Honestly, if I see this come on, my stomach sinks. The source of sitcom jokes for years, it might indicate something as simple as loose cap or a spark plug that needs replacing, but it could also mean something a lot more serious, like a misfire. It’s pretty easy to ignore this warning, but we heavily recommend that you don’t! Fixing the issue at this point is much easier and cheaper than waiting until things progress past the point of repair.
Fuel warning light
Not all of the things your car warns you about have to be terrifying. I’m not going to pretend you need me to explain what this one means. In my Ford Focus, this comes on when I’ve about 70 miles of driving left – more than enough warning to pull into a fuel station and top up.
Glow plug (diesel only)
It took me much longer than I care to admit to learn what this symbol meant. I once thought that the diesel car I was in had some fault, it took so long for the engine to start.
Not so! Usually, your glow plug warms things up enough that a diesel engine can start. It tells you this by coming on in the first place and then going out when the car is ready to go. However, if you see the coil symbol while driving, it can mean something more serious is going on, and it’s worth having the problem diagnosed.
Oil pressure warning light
All cars need oil to keep all of their moving parts lubricated, but I dare say that you already knew that. This light can mean that your car doesn’t have enough oil to function safely and effectively, or that the pressure in the system has dropped (perhaps because of a leak).
If you see this dreaded symbol, check your dipstick to make sure you have enough oil to drive safely, and get your car to your local garage.
Any of you readers with kids will recognise this one! Most modern cars will give a warning if a passenger is detected in a seat without their seatbelt on. It’s usually as simple as getting them to belt up, but if the light stays on then it could be a problem with the sensor.
I recently learned that, on some cars at least, a heavy object (such as a battery jump pack) on the passenger seat is enough to set this warning off. If you’ve something big with you, it might be worth checking it’s not triggering the light.
Temperature warning light

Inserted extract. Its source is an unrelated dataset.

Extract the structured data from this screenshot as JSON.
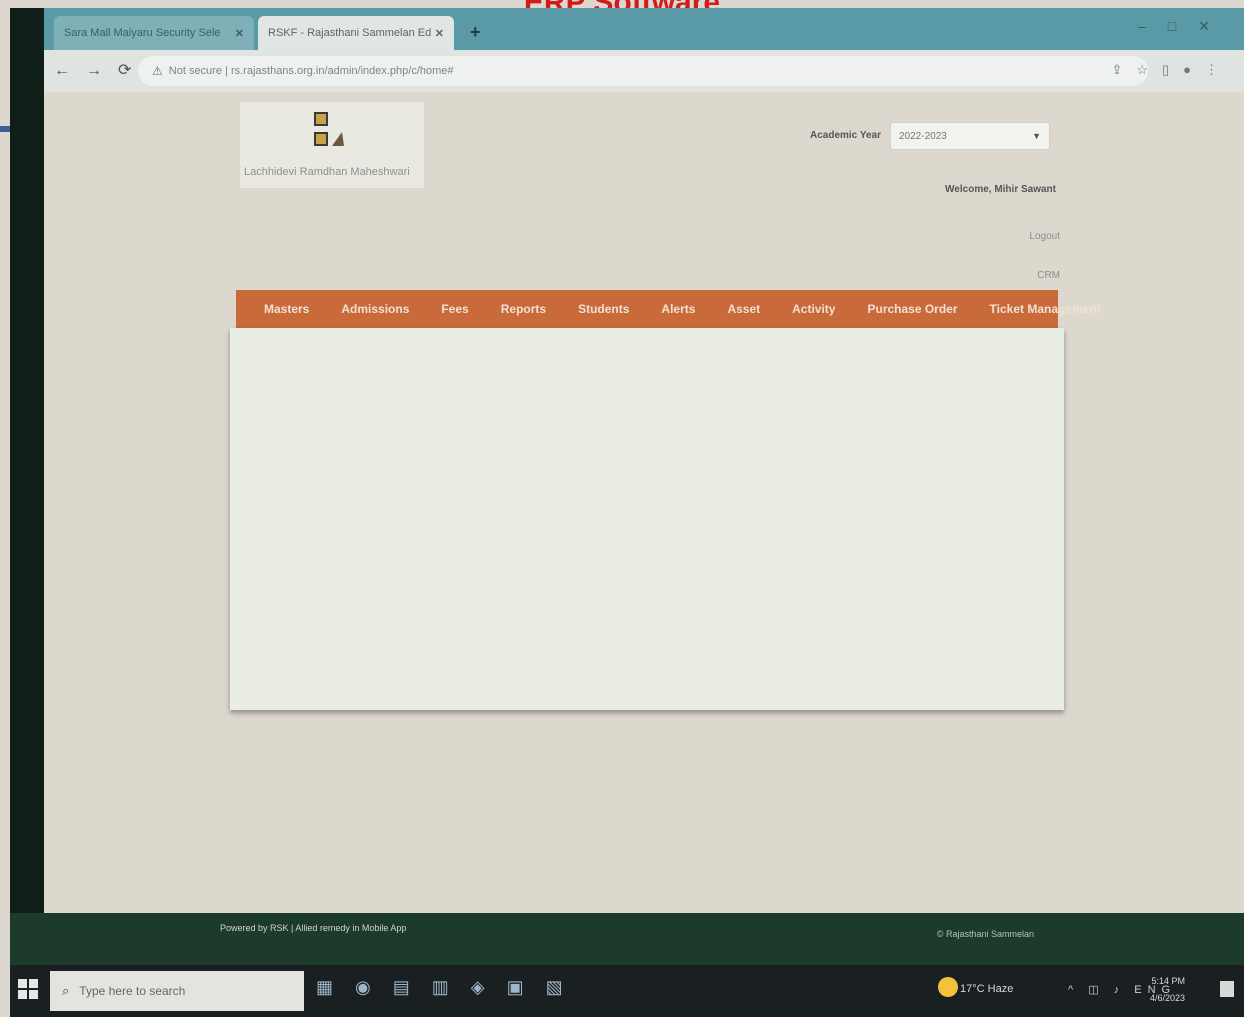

Being a creature of metal, friction, and oil, your engine likes to stay in a particular range of temperatures. In the event of it getting too hot, it’ll throw you this little light, at which point you almost certainly want to get off the road as soon as possible (Opening the bonnet isn’t a bad idea either!). Check the level of the coolant, top it up if necessary, and get your car to the nearest garage.
Whatever you do, don’t open your radiator to check this while the engine is hot – you don’t want high temperature, pressurised liquid bursting onto you. We recommend using engine coolant to top up the reservoir, though are aware that many people use normal water.
Today’s vehicles require traction control as standard, so as to help drivers during adverse road conditions. Simply put, it detects if any of the wheels are spinning at different speeds (usually due to not gripping the road surface) and then slows the rotation down if necessary.
You might notice this light flash amber if you put your foot down too quickly at a junction and wheelspin away, which isn’t great for your tyres. If it comes on at any other time, get it booked in for diagnosis by a technician – when the weather is good this can wait a short while, but in wet or icy conditions it’s recommended that it’s looked at by a professional as soon as possible.
Though they behave a little differently depending on make and model, lots of modern cars can detect how well inflated their tyres are. This light lets you know if any of them are above or below the manufacturer’s recommended range of pressures. Though not necessarily life threatening in an immediate sense, it can lead to premature or uneven wear on your tyres. At best this is probably going to lead to an MOT failure, and at worst could lead to an accident.
Hopefully this has helped you learn a thing or two about how your car communicates with you. Remember, if you see any of these lights, don’t panic, just get somewhere safe and book your car in if necessary. All good garages are here to help you, after all.
Drive safe out there.